[Excerpts from an interface dataset]
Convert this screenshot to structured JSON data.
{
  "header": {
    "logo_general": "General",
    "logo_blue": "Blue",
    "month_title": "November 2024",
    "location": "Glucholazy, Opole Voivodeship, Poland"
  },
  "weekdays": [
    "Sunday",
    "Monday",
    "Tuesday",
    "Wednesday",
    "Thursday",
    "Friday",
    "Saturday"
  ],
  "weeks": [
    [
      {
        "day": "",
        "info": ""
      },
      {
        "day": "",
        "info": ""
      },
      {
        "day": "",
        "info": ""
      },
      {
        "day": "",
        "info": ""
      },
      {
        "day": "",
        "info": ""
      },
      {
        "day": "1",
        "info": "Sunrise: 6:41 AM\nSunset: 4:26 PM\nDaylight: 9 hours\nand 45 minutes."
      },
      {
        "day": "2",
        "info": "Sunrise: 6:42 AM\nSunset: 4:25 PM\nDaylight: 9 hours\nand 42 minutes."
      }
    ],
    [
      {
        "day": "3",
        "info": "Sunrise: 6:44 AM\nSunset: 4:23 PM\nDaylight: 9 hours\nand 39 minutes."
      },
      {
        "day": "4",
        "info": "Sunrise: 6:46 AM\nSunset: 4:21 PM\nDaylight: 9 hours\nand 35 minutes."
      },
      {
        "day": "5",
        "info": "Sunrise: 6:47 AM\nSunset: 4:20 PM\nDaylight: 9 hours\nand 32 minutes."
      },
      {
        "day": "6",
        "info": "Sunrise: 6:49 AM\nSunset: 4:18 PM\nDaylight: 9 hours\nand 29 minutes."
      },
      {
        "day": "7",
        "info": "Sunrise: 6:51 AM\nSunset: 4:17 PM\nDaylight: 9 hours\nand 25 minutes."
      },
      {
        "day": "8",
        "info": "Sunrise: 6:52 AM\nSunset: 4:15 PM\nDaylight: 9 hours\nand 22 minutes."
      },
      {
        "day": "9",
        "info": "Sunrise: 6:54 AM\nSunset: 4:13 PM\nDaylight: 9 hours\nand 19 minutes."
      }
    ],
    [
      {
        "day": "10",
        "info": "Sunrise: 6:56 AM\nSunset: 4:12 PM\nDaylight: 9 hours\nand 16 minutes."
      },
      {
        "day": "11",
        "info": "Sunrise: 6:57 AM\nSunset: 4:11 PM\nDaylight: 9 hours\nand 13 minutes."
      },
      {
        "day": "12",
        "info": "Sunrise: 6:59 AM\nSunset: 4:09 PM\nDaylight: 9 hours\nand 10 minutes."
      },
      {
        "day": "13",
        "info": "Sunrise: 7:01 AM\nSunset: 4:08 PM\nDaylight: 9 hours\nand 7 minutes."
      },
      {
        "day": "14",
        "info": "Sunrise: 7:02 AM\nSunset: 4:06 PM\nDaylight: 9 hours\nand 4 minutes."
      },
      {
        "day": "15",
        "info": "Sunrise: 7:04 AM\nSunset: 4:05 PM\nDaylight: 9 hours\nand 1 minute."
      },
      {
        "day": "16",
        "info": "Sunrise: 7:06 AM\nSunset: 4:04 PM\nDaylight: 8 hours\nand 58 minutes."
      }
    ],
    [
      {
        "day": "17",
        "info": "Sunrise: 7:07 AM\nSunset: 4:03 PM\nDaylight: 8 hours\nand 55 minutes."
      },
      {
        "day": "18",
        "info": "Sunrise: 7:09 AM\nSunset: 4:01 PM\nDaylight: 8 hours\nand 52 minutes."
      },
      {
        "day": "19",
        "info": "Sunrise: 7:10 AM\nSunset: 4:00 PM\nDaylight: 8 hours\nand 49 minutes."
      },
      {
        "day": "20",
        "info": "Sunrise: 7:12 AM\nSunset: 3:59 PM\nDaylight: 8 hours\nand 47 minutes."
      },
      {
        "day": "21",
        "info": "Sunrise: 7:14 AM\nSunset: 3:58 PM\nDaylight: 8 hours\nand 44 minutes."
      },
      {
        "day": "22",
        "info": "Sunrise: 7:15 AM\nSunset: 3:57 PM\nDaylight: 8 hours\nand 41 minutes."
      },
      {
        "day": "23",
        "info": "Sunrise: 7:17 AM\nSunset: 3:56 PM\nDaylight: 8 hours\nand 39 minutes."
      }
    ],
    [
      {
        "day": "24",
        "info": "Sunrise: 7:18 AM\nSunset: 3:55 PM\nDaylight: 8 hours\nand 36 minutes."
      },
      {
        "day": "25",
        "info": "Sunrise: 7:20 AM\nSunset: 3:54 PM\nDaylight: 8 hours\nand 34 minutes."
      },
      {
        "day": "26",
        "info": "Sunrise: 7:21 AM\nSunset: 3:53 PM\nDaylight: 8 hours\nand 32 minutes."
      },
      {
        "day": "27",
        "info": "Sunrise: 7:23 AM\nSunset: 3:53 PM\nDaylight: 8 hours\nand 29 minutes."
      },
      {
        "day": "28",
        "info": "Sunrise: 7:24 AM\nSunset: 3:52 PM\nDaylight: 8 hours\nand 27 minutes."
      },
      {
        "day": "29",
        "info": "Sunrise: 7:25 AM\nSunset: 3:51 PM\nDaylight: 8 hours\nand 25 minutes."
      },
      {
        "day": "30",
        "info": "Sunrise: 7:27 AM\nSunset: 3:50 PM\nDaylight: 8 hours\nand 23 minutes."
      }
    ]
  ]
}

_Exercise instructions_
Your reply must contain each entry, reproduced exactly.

_Answer space_
Convert this screenshot to structured JSON data.
{
  "header": {
    "logo_general": "General",
    "logo_blue": "Blue",
    "month_title": "November 2024",
    "location": "Glucholazy, Opole Voivodeship, Poland"
  },
  "weekdays": [
    "Sunday",
    "Monday",
    "Tuesday",
    "Wednesday",
    "Thursday",
    "Friday",
    "Saturday"
  ],
  "weeks": [
    [
      {
        "day": "",
        "info": ""
      },
      {
        "day": "",
        "info": ""
      },
      {
        "day": "",
        "info": ""
      },
      {
        "day": "",
        "info": ""
      },
      {
        "day": "",
        "info": ""
      },
      {
        "day": "1",
        "info": "Sunrise: 6:41 AM\nSunset: 4:26 PM\nDaylight: 9 hours\nand 45 minutes."
      },
      {
        "day": "2",
        "info": "Sunrise: 6:42 AM\nSunset: 4:25 PM\nDaylight: 9 hours\nand 42 minutes."
      }
    ],
    [
      {
        "day": "3",
        "info": "Sunrise: 6:44 AM\nSunset: 4:23 PM\nDaylight: 9 hours\nand 39 minutes."
      },
      {
        "day": "4",
        "info": "Sunrise: 6:46 AM\nSunset: 4:21 PM\nDaylight: 9 hours\nand 35 minutes."
      },
      {
        "day": "5",
        "info": "Sunrise: 6:47 AM\nSunset: 4:20 PM\nDaylight: 9 hours\nand 32 minutes."
      },
      {
        "day": "6",
        "info": "Sunrise: 6:49 AM\nSunset: 4:18 PM\nDaylight: 9 hours\nand 29 minutes."
      },
      {
        "day": "7",
        "info": "Sunrise: 6:51 AM\nSunset: 4:17 PM\nDaylight: 9 hours\nand 25 minutes."
      },
      {
        "day": "8",
        "info": "Sunrise: 6:52 AM\nSunset: 4:15 PM\nDaylight: 9 hours\nand 22 minutes."
      },
      {
        "day": "9",
        "info": "Sunrise: 6:54 AM\nSunset: 4:13 PM\nDaylight: 9 hours\nand 19 minutes."
      }
    ],
    [
      {
        "day": "10",
        "info": "Sunrise: 6:56 AM\nSunset: 4:12 PM\nDaylight: 9 hours\nand 16 minutes."
      },
      {
        "day": "11",
        "info": "Sunrise: 6:57 AM\nSunset: 4:11 PM\nDaylight: 9 hours\nand 13 minutes."
      },
      {
        "day": "12",
        "info": "Sunrise: 6:59 AM\nSunset: 4:09 PM\nDaylight: 9 hours\nand 10 minutes."
      },
      {
        "day": "13",
        "info": "Sunrise: 7:01 AM\nSunset: 4:08 PM\nDaylight: 9 hours\nand 7 minutes."
      },
      {
        "day": "14",
        "info": "Sunrise: 7:02 AM\nSunset: 4:06 PM\nDaylight: 9 hours\nand 4 minutes."
      },
      {
        "day": "15",
        "info": "Sunrise: 7:04 AM\nSunset: 4:05 PM\nDaylight: 9 hours\nand 1 minute."
      },
      {
        "day": "16",
        "info": "Sunrise: 7:06 AM\nSunset: 4:04 PM\nDaylight: 8 hours\nand 58 minutes."
      }
    ],
    [
      {
        "day": "17",
        "info": "Sunrise: 7:07 AM\nSunset: 4:03 PM\nDaylight: 8 hours\nand 55 minutes."
      },
      {
        "day": "18",
        "info": "Sunrise: 7:09 AM\nSunset: 4:01 PM\nDaylight: 8 hours\nand 52 minutes."
      },
      {
        "day": "19",
        "info": "Sunrise: 7:10 AM\nSunset: 4:00 PM\nDaylight: 8 hours\nand 49 minutes."
      },
      {
        "day": "20",
        "info": "Sunrise: 7:12 AM\nSunset: 3:59 PM\nDaylight: 8 hours\nand 47 minutes."
      },
      {
        "day": "21",
        "info": "Sunrise: 7:14 AM\nSunset: 3:58 PM\nDaylight: 8 hours\nand 44 minutes."
      },
      {
        "day": "22",
        "info": "Sunrise: 7:15 AM\nSunset: 3:57 PM\nDaylight: 8 hours\nand 41 minutes."
      },
      {
        "day": "23",
        "info": "Sunrise: 7:17 AM\nSunset: 3:56 PM\nDaylight: 8 hours\nand 39 minutes."
      }
    ],
    [
      {
        "day": "24",
        "info": "Sunrise: 7:18 AM\nSunset: 3:55 PM\nDaylight: 8 hours\nand 36 minutes."
      },
      {
        "day": "25",
        "info": "Sunrise: 7:20 AM\nSunset: 3:54 PM\nDaylight: 8 hours\nand 34 minutes."
      },
      {
        "day": "26",
        "info": "Sunrise: 7:21 AM\nSunset: 3:53 PM\nDaylight: 8 hours\nand 32 minutes."
      },
      {
        "day": "27",
        "info": "Sunrise: 7:23 AM\nSunset: 3:53 PM\nDaylight: 8 hours\nand 29 minutes."
      },
      {
        "day": "28",
        "info": "Sunrise: 7:24 AM\nSunset: 3:52 PM\nDaylight: 8 hours\nand 27 minutes."
      },
      {
        "day": "29",
        "info": "Sunrise: 7:25 AM\nSunset: 3:51 PM\nDaylight: 8 hours\nand 25 minutes."
      },
      {
        "day": "30",
        "info": "Sunrise: 7:27 AM\nSunset: 3:50 PM\nDaylight: 8 hours\nand 23 minutes."
      }
    ]
  ]
}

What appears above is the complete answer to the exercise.